• Activity
Whenever the string "DISTRIBUTOR" turns up in a line below, that line should be copied.

▶

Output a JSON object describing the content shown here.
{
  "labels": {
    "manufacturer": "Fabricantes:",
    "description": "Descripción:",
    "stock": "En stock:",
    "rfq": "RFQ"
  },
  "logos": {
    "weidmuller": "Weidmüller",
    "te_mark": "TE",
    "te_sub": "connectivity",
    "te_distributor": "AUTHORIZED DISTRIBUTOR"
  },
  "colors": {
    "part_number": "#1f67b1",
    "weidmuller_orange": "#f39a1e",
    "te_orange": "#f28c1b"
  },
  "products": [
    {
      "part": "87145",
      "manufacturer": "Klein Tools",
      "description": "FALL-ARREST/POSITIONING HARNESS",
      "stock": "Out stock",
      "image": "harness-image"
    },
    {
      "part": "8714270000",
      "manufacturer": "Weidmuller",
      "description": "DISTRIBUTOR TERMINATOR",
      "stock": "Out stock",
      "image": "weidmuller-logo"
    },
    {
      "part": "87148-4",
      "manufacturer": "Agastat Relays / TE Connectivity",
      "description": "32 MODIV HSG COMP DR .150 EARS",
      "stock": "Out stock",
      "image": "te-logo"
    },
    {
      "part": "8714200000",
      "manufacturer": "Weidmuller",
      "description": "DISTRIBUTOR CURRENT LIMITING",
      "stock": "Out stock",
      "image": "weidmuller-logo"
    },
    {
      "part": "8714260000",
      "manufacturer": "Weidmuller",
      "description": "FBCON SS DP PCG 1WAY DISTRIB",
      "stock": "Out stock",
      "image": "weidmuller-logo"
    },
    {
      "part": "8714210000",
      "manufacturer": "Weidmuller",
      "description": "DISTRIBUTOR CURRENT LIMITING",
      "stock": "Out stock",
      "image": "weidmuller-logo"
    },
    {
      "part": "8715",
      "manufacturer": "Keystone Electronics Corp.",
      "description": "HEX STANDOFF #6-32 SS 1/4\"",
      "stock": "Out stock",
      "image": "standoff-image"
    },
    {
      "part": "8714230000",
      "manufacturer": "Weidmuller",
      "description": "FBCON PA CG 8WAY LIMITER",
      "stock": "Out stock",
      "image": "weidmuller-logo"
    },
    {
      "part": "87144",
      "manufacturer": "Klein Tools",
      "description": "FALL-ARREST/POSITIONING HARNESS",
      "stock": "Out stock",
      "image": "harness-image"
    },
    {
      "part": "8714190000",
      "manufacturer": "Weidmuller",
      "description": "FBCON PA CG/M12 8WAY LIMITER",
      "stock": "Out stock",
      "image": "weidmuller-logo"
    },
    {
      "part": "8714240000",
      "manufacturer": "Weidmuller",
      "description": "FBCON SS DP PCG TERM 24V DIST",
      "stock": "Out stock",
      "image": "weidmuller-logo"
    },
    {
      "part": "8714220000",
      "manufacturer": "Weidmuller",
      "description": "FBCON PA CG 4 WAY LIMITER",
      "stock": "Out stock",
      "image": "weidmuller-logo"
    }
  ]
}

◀

• Response to the task
    "te_distributor": "AUTHORIZED DISTRIBUTOR"
      "description": "DISTRIBUTOR TERMINATOR",
      "description": "DISTRIBUTOR CURRENT LIMITING",
      "description": "DISTRIBUTOR CURRENT LIMITING",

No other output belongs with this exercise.